Do the best-and-brightest want to work for you? This is especially important today on the frontlines. Revenue growth is the only means to sustainable performance and to being in a position to attract capital going forward. Despite what many prognosticators of doom and gloom suggest, financial services is a people and relationship business. At least, it will be for those who succeed long term.

The good news is that the best and brightest are increasingly motivated by things other than “just show me the money,” such as opportunity, education, work/life balance, job security and having fun. In addition, we need to educate and inspire younger people entering the workforce on the incredible ways in which they can make a difference and enjoy meaningful, highly fulfilling careers in financial services. The story of the difference bankers can make in the success of individuals, businesses, and communities has been lost amidst the negative publicity of recent years. We have to do something about that, and it can start in your own backyard.

What makes your company a choice in the marketplace? It’s critical to identify what is different and better about the experience your customers have with you. If you can’t put your finger squarely on this, it needs to be a focal point in your planning process this year. More than ever, the customer is king, and the king has options.

If your plan addresses these questions, you’re ahead of the game. You’ll have both a more compelling story and a far greater shot at success.
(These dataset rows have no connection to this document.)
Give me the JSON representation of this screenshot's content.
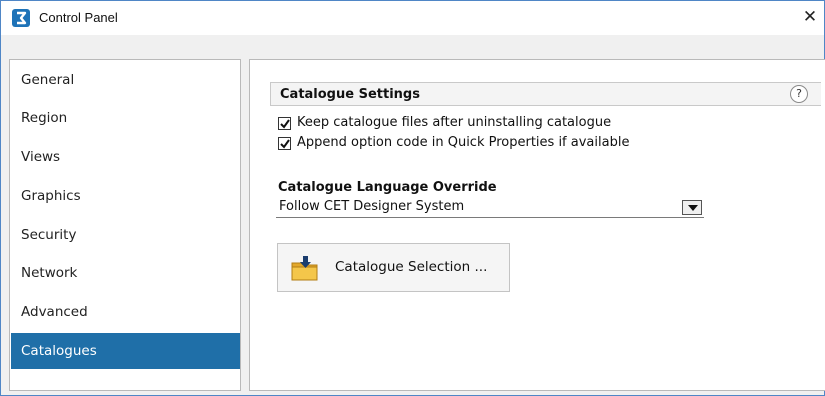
{
  "window": {
    "title": "Control Panel",
    "app_icon": "control-panel-icon",
    "close_symbol": "✕"
  },
  "sidebar": {
    "items": [
      {
        "label": "General",
        "active": false
      },
      {
        "label": "Region",
        "active": false
      },
      {
        "label": "Views",
        "active": false
      },
      {
        "label": "Graphics",
        "active": false
      },
      {
        "label": "Security",
        "active": false
      },
      {
        "label": "Network",
        "active": false
      },
      {
        "label": "Advanced",
        "active": false
      },
      {
        "label": "Catalogues",
        "active": true
      }
    ]
  },
  "catalogue_settings": {
    "title": "Catalogue Settings",
    "help_symbol": "?",
    "options": [
      {
        "label": "Keep catalogue files after uninstalling catalogue",
        "checked": true
      },
      {
        "label": "Append option code in Quick Properties if available",
        "checked": true
      }
    ]
  },
  "language_override": {
    "label": "Catalogue Language Override",
    "selected": "Follow CET Designer System"
  },
  "catalogue_selection_button": {
    "label": "Catalogue Selection ...",
    "icon": "folder-download-icon"
  },
  "colors": {
    "accent": "#1f6fa8",
    "window_border": "#4f86c6"
  }
}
Ms. Sullivan is the managing partner of Capital Performance Group, a Washington, D.C. based management consultancy. She can be reached at [email protected].